I can see that the new START agreement was extended just in time, but it is unlikely that anything will replace it for the foreseeable future with HATO encroaching on Russian borders the US will likely demand Chinese nuclear weapons be included together with Russian totals and for tactical nukes to be included and I don't think Russia will agree to either unless the UK and French and even Israeli nukes get included too, not to mention all the complication of Russias new weapons like Thunderbird and Poseidon which they will demand are counted as strategic nukes too no doubt.
The biggest expense with ICBMs is their bases... either building silos or storage areas where they will be located... but most are already built.
The START 2 treaty banned heavy ICBMs so single warhead weapons only were allowed but the new START and its current extension lifted the ban on heavy ICBMs so some money could be saved building big heavy ICBMs to reduce the number of missiles needed to deliver the warheads, but improvements in technology should mean train based missiles could be a future possibility with scramjet powered cruise missiles becoming a potential new area.
Before ICBMs were possible both sides experimented with winged super long range cruise missiles... most had ranges of a few thousand kilometres and speeds of about mach 3 with ramjet propulsion... but the introduction of the R-7 and later ICBMs all work in that direction stopped because even a mach 3 aircraft could be shot down while a mach 10 plus IRBM or ICBM was relatively safe short of nuclear ABM systems.
Well scramjets mean the upper speed limit of platforms is no longer limited to mach 5-6, and much higher speeds are possible and weight is massively reduced if you just carry the fuel and scoop the air needed to burn the fuel from the atmosphere as you fly through the air.
3/4ths of rocket fuel by weight is oxidiser to burn the fuel... it will work in space and low oxygen environments but it basically quadruples the weight which means much more powerful rocket motors are needed which burns fuel at a higher rate meaning more fuel is needed in a vicious circle.

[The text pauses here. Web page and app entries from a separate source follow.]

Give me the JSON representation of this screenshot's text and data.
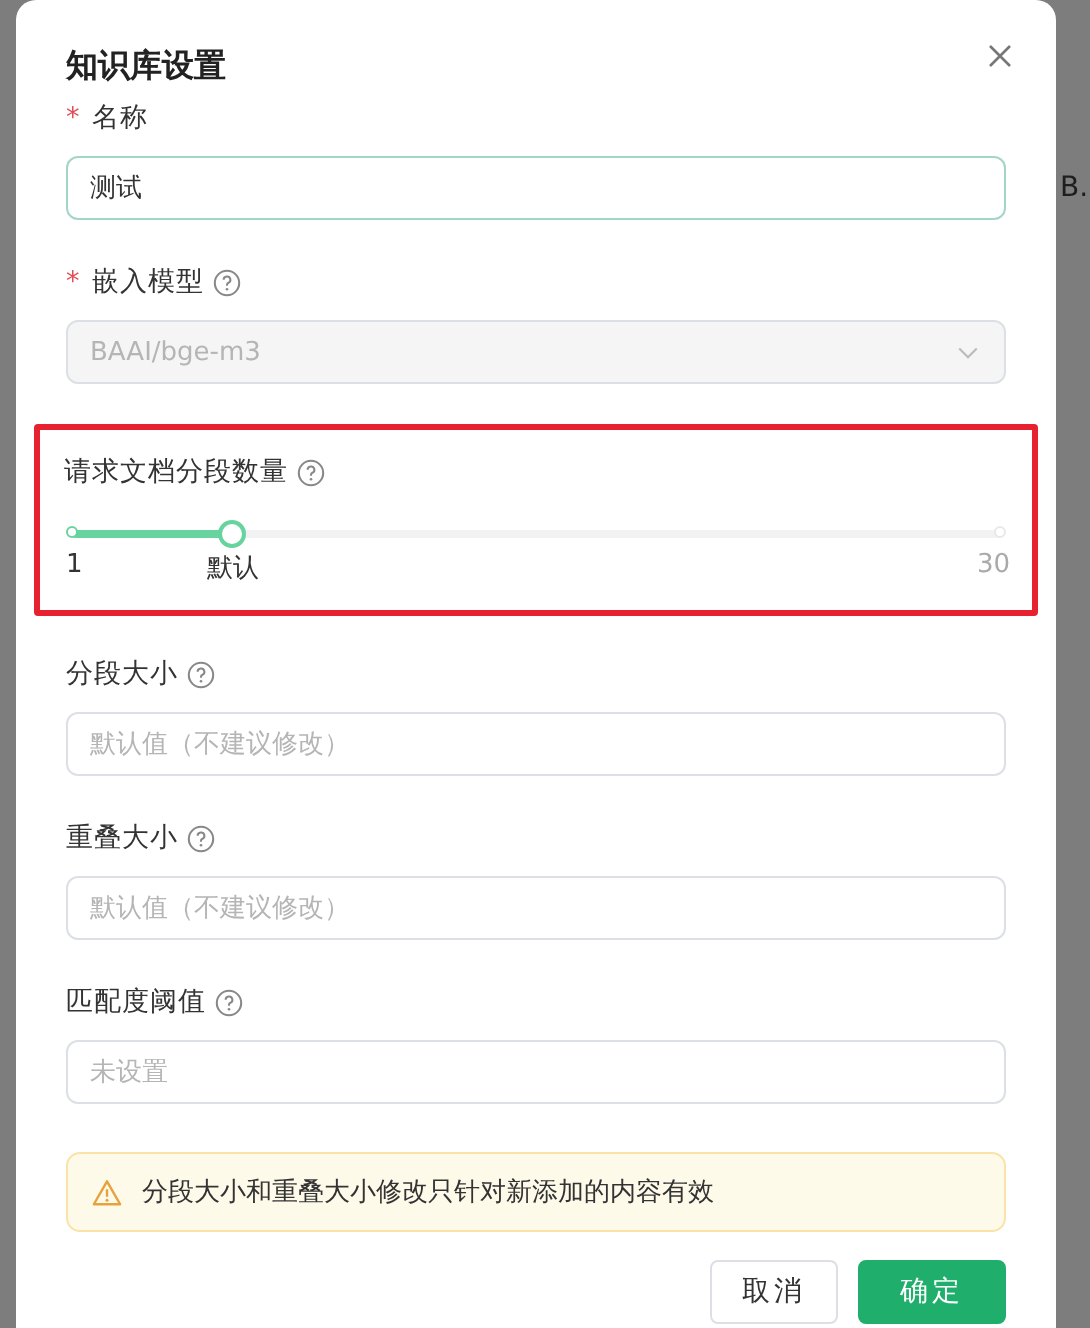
{
  "backdrop": {
    "text": "B."
  },
  "dialog": {
    "title": "知识库设置",
    "fields": [
      {
        "kind": "text",
        "required_mark": "*",
        "label": "名称",
        "help": false,
        "value": "测试",
        "focused": true
      },
      {
        "kind": "select",
        "required_mark": "*",
        "label": "嵌入模型",
        "help": true,
        "value": "BAAI/bge-m3",
        "disabled": true
      },
      {
        "kind": "slider",
        "label": "请求文档分段数量",
        "help": true,
        "highlighted": true,
        "level": 0.173,
        "min_label": "1",
        "handle_label": "默认",
        "max_label": "30"
      },
      {
        "kind": "text",
        "label": "分段大小",
        "help": true,
        "placeholder": "默认值（不建议修改）"
      },
      {
        "kind": "text",
        "label": "重叠大小",
        "help": true,
        "placeholder": "默认值（不建议修改）"
      },
      {
        "kind": "text",
        "label": "匹配度阈值",
        "help": true,
        "placeholder": "未设置"
      }
    ],
    "alert": {
      "text": "分段大小和重叠大小修改只针对新添加的内容有效"
    },
    "buttons": [
      {
        "label": "取消",
        "primary": false
      },
      {
        "label": "确定",
        "primary": true
      }
    ]
  }
}
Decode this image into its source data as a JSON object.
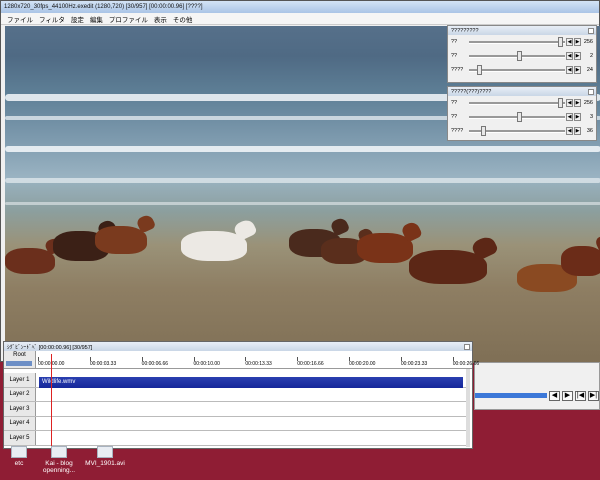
{
  "window": {
    "title": "1280x720_30fps_44100Hz.exedit (1280,720)  [30/957]  [00:00:00.96]  [????]"
  },
  "menu": [
    "ファイル",
    "フィルタ",
    "設定",
    "編集",
    "プロファイル",
    "表示",
    "その他"
  ],
  "panel_top": {
    "title": "?????????",
    "rows": [
      {
        "label": "??",
        "value": "256",
        "level": 0.93
      },
      {
        "label": "??",
        "value": "2",
        "level": 0.5
      },
      {
        "label": "????",
        "value": "24",
        "level": 0.08
      }
    ]
  },
  "panel_bottom": {
    "title": "?????(???)????",
    "rows": [
      {
        "label": "??",
        "value": "256",
        "level": 0.93
      },
      {
        "label": "??",
        "value": "3",
        "level": 0.5
      },
      {
        "label": "????",
        "value": "36",
        "level": 0.12
      }
    ]
  },
  "timeline": {
    "title": "ｼｸﾞﾋﾞﾝｰﾄﾞﾍﾞ [00:00:00.96]  [30/957]",
    "root_label": "Root",
    "ticks": [
      "00:00:00.00",
      "00:00:03.33",
      "00:00:06.66",
      "00:00:10.00",
      "00:00:13.33",
      "00:00:16.66",
      "00:00:20.00",
      "00:00:23.33",
      "00:00:26.66"
    ],
    "layers": [
      "Layer 1",
      "Layer 2",
      "Layer 3",
      "Layer 4",
      "Layer 5"
    ],
    "clip_label": "Wildlife.wmv"
  },
  "player": {
    "buttons": [
      "◀",
      "▶",
      "|◀",
      "▶|"
    ]
  },
  "desktop_icons": [
    {
      "label": "etc"
    },
    {
      "label": "Kai - blog openning..."
    },
    {
      "label": "MVI_1901.avi"
    }
  ]
}
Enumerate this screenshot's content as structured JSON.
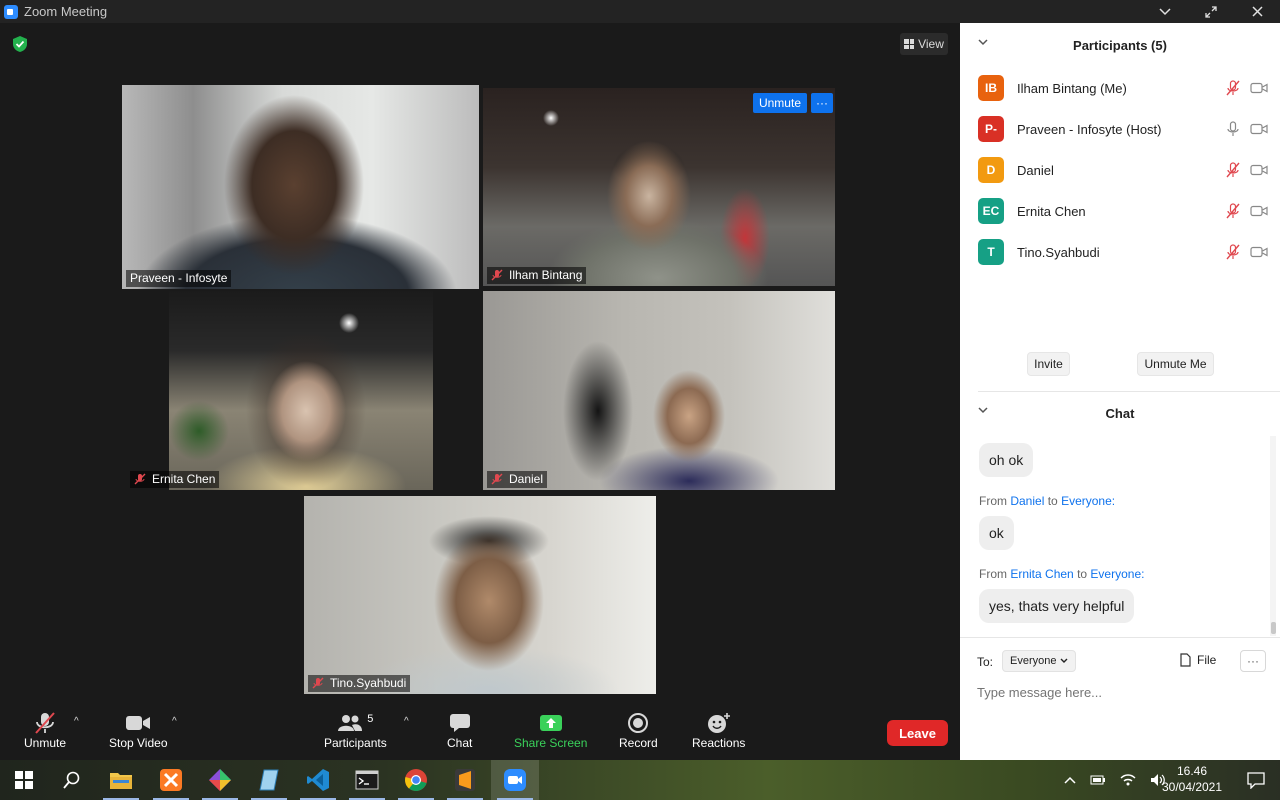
{
  "window": {
    "title": "Zoom Meeting"
  },
  "stage": {
    "view_label": "View"
  },
  "tiles": {
    "praveen": {
      "name": "Praveen - Infosyte"
    },
    "ilham": {
      "name": "Ilham Bintang",
      "unmute_label": "Unmute",
      "more_label": "···"
    },
    "ernita": {
      "name": "Ernita Chen"
    },
    "daniel": {
      "name": "Daniel"
    },
    "tino": {
      "name": "Tino.Syahbudi"
    }
  },
  "toolbar": {
    "unmute": "Unmute",
    "stop_video": "Stop Video",
    "participants": "Participants",
    "participants_count": "5",
    "chat": "Chat",
    "share_screen": "Share Screen",
    "record": "Record",
    "reactions": "Reactions",
    "leave": "Leave"
  },
  "participants_panel": {
    "title": "Participants (5)",
    "items": [
      {
        "initials": "IB",
        "name": "Ilham Bintang (Me)",
        "color": "#e8620e",
        "muted": true
      },
      {
        "initials": "P-",
        "name": "Praveen - Infosyte (Host)",
        "color": "#d93025",
        "muted": false
      },
      {
        "initials": "D",
        "name": "Daniel",
        "color": "#f29a10",
        "muted": true
      },
      {
        "initials": "EC",
        "name": "Ernita Chen",
        "color": "#16a085",
        "muted": true
      },
      {
        "initials": "T",
        "name": "Tino.Syahbudi",
        "color": "#16a085",
        "muted": true
      }
    ],
    "invite_label": "Invite",
    "unmute_me_label": "Unmute Me"
  },
  "chat_panel": {
    "title": "Chat",
    "messages": [
      {
        "text": "oh ok"
      },
      {
        "from_prefix": "From",
        "from": "Daniel",
        "to_word": "to",
        "to": "Everyone:",
        "text": "ok"
      },
      {
        "from_prefix": "From",
        "from": "Ernita Chen",
        "to_word": "to",
        "to": "Everyone:",
        "text": "yes, thats very helpful"
      }
    ],
    "to_label": "To:",
    "recipient": "Everyone",
    "file_label": "File",
    "more_label": "···",
    "input_placeholder": "Type message here..."
  },
  "taskbar": {
    "apps": [
      "windows-start",
      "search",
      "file-explorer",
      "xampp",
      "git-kraken",
      "notepad",
      "vscode",
      "terminal",
      "chrome",
      "sublime-text",
      "zoom"
    ],
    "time": "16.46",
    "date": "30/04/2021"
  },
  "colors": {
    "zoom_blue": "#0e72ed",
    "leave_red": "#e02828",
    "share_green": "#3ad15a",
    "active_speaker": "#c7e34a",
    "muted_red": "#e0484f"
  }
}
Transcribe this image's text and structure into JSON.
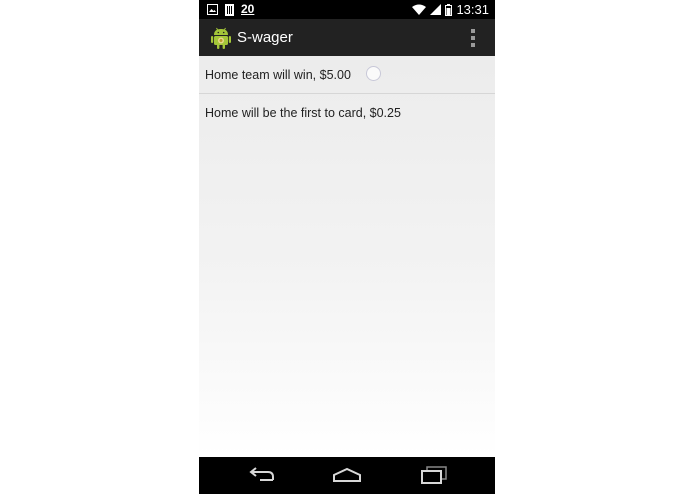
{
  "status_bar": {
    "notification_count": "20",
    "clock": "13:31",
    "left_icons": [
      "image-icon",
      "sim-icon"
    ],
    "right_icons": [
      "wifi-icon",
      "signal-icon",
      "battery-icon"
    ]
  },
  "action_bar": {
    "title": "S-wager",
    "app_icon": "android-app-icon",
    "overflow_icon": "overflow-menu-icon"
  },
  "bets": [
    {
      "label": "Home team will win, $5.00",
      "has_radio": true,
      "selected": false
    },
    {
      "label": "Home will be the first to card, $0.25",
      "has_radio": false
    }
  ],
  "nav_bar": {
    "icons": [
      "back-icon",
      "home-icon",
      "recent-apps-icon"
    ]
  },
  "colors": {
    "status_bar": "#000000",
    "action_bar": "#222222",
    "content_bg": "#f0f0f0",
    "android_green": "#a4c639"
  }
}
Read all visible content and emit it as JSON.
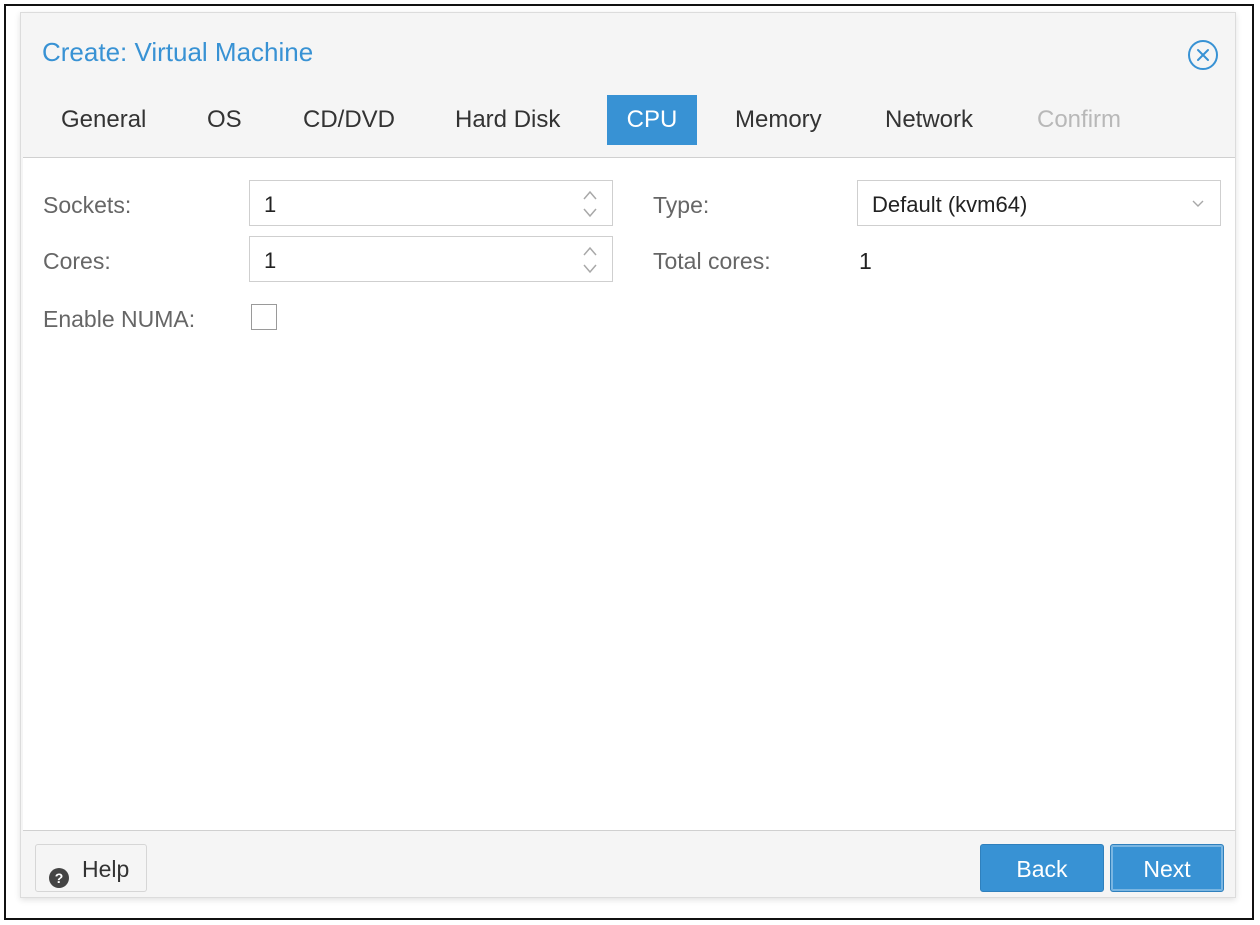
{
  "window": {
    "title": "Create: Virtual Machine"
  },
  "tabs": [
    {
      "label": "General",
      "state": "normal"
    },
    {
      "label": "OS",
      "state": "normal"
    },
    {
      "label": "CD/DVD",
      "state": "normal"
    },
    {
      "label": "Hard Disk",
      "state": "normal"
    },
    {
      "label": "CPU",
      "state": "active"
    },
    {
      "label": "Memory",
      "state": "normal"
    },
    {
      "label": "Network",
      "state": "normal"
    },
    {
      "label": "Confirm",
      "state": "disabled"
    }
  ],
  "form": {
    "sockets": {
      "label": "Sockets:",
      "value": "1"
    },
    "cores": {
      "label": "Cores:",
      "value": "1"
    },
    "numa": {
      "label": "Enable NUMA:",
      "checked": false
    },
    "type": {
      "label": "Type:",
      "value": "Default (kvm64)"
    },
    "total_cores": {
      "label": "Total cores:",
      "value": "1"
    }
  },
  "footer": {
    "help_label": "Help",
    "back_label": "Back",
    "next_label": "Next"
  },
  "colors": {
    "accent": "#3892d4",
    "disabled_text": "#b8b8b8",
    "label_text": "#666666"
  },
  "icons": {
    "close": "close-circle-icon",
    "help": "question-circle-icon",
    "spinner": "spinner-arrows-icon",
    "dropdown": "chevron-down-icon"
  }
}
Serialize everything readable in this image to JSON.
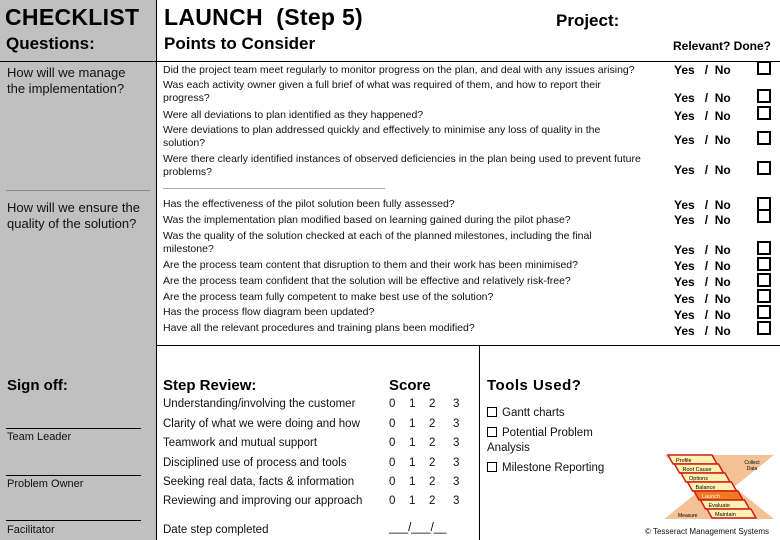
{
  "header": {
    "checklist": "CHECKLIST",
    "questions": "Questions:",
    "title": "LAUNCH  (Step 5)",
    "points": "Points to Consider",
    "project": "Project:",
    "relevant_done": "Relevant? Done?"
  },
  "yes_no": "Yes   /  No",
  "sections": [
    {
      "question": "How will we manage the implementation?",
      "items": [
        "Did the project team meet regularly to monitor progress on the plan, and deal with any issues arising?",
        "Was each activity owner given a full brief of what was required of them, and how to report their progress?",
        "Were all deviations to plan identified as they happened?",
        "Were deviations to plan addressed quickly and effectively to minimise any loss of quality in the solution?",
        "Were there clearly identified instances of observed deficiencies in the plan being used to prevent future problems?"
      ]
    },
    {
      "question": "How will we ensure the quality of the solution?",
      "items": [
        "Has the effectiveness of the pilot solution been fully assessed?",
        "Was the implementation plan modified based on learning gained during the pilot phase?",
        "Was the quality of the solution checked at each of the planned milestones, including the final milestone?",
        "Are the process team content that disruption to them and their work has been minimised?",
        "Are the process team confident that the solution will be effective and relatively risk-free?",
        "Are the process team fully competent to make best use of the solution?",
        "Has the process flow diagram been updated?",
        "Have all the relevant procedures and training plans been modified?"
      ]
    }
  ],
  "signoff": {
    "title": "Sign off:",
    "roles": [
      "Team Leader",
      "Problem Owner",
      "Facilitator"
    ]
  },
  "step_review": {
    "title": "Step Review:",
    "score_title": "Score",
    "scale": [
      "0",
      "1",
      "2",
      "3"
    ],
    "items": [
      "Understanding/involving the customer",
      "Clarity of what we were doing and how",
      "Teamwork and mutual support",
      "Disciplined use of process and tools",
      "Seeking real data, facts & information",
      "Reviewing and improving our approach"
    ],
    "date_label": "Date step completed",
    "date_blank": "___/___/__"
  },
  "tools": {
    "title": "Tools Used?",
    "items": [
      "Gantt charts",
      "Potential Problem Analysis",
      "Milestone Reporting"
    ]
  },
  "logo": {
    "steps": [
      "Profile",
      "Root Cause",
      "Options",
      "Balance",
      "Launch",
      "Evaluate",
      "Maintain"
    ],
    "highlight": "Launch",
    "collect": "Collect Data",
    "measure": "Measure",
    "colors": {
      "band": "#f0a868",
      "step_fill": "#fff2b0",
      "step_border": "#d21a1a",
      "highlight": "#f07a20",
      "initial": "#d21a1a"
    }
  },
  "copyright": "© Tesseract Management Systems"
}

In comparison a scramjet motor is lighter than a rocket motor and burns fuel more efficiently and not only that it can be throttled precisely to optimise the fuel burn... a liquid fuelled rocket can do that too of course but not a solid rocket.
Only needing to carry the fuel makes the weapon much smaller and much lighter and also cheaper too.... meaning a missile that barely fits on an enormous custom designed truck could now fit on a rail wagon rather easily... and the mobility of a train is much better than a truck.